About this exercise: From the data that follows, report how many lines hold the string "Pulpería", giving only the number.

Material for this exercise:

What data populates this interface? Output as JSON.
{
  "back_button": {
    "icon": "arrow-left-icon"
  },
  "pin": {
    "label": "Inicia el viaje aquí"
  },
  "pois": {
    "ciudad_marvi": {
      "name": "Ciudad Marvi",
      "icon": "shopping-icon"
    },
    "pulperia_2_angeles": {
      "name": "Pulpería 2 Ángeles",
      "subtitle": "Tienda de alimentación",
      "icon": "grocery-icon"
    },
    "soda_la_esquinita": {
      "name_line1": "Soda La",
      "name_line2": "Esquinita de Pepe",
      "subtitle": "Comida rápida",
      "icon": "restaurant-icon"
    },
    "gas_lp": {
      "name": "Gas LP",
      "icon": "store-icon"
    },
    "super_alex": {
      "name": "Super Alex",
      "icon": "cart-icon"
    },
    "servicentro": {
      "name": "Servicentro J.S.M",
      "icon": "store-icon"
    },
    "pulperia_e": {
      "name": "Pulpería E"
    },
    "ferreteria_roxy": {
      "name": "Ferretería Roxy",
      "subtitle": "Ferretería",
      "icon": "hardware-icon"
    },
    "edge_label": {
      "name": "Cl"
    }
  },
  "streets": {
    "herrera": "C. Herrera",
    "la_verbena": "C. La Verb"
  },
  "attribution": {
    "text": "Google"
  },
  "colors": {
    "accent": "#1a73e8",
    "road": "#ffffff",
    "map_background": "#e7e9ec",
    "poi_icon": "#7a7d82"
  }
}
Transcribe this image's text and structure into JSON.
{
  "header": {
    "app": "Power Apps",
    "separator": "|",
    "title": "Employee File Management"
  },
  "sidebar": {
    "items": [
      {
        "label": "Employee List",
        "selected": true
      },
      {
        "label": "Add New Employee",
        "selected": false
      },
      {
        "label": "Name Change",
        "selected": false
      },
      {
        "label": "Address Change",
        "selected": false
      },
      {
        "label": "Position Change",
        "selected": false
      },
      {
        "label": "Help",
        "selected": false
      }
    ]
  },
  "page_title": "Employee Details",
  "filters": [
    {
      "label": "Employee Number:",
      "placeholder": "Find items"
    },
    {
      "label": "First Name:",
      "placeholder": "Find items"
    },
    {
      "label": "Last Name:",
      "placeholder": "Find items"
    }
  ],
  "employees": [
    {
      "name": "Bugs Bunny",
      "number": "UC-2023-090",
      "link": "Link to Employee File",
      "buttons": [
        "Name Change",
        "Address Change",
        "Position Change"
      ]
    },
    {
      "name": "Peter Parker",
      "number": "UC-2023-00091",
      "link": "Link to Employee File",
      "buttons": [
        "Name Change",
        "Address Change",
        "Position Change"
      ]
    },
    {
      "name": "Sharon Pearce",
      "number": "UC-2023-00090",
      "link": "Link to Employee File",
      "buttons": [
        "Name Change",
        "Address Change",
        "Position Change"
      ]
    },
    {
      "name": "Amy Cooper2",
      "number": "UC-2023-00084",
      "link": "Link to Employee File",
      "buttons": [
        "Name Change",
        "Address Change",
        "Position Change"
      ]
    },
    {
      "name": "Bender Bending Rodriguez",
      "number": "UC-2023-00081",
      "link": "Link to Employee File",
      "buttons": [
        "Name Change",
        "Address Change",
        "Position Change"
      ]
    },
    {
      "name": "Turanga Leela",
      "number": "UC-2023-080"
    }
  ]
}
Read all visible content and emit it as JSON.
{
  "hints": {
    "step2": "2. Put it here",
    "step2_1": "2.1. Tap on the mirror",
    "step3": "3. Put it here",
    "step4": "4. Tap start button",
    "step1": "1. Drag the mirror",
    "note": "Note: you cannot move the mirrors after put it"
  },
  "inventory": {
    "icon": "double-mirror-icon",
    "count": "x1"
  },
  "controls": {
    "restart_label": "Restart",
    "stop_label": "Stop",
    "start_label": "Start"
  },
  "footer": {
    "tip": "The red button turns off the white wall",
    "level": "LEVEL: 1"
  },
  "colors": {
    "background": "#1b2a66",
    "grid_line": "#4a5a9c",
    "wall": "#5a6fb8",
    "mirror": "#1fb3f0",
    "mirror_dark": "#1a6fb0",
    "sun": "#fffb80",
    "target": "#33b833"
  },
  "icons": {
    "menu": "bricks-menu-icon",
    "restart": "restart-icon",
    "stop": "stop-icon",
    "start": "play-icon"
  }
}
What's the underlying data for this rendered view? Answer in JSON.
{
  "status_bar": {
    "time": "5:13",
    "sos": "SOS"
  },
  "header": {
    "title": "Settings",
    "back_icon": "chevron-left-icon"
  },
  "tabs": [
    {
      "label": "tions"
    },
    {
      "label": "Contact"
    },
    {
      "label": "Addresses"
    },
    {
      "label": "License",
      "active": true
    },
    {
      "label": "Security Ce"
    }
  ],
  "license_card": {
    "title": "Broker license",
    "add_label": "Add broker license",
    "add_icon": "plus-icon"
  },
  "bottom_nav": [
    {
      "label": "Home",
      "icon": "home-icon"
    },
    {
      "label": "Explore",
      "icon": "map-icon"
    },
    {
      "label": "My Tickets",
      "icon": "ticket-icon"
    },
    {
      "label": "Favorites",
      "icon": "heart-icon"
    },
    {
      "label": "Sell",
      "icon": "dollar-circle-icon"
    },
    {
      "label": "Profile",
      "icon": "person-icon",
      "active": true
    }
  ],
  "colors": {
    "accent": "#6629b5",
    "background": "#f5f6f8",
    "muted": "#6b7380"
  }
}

Problem solution: 2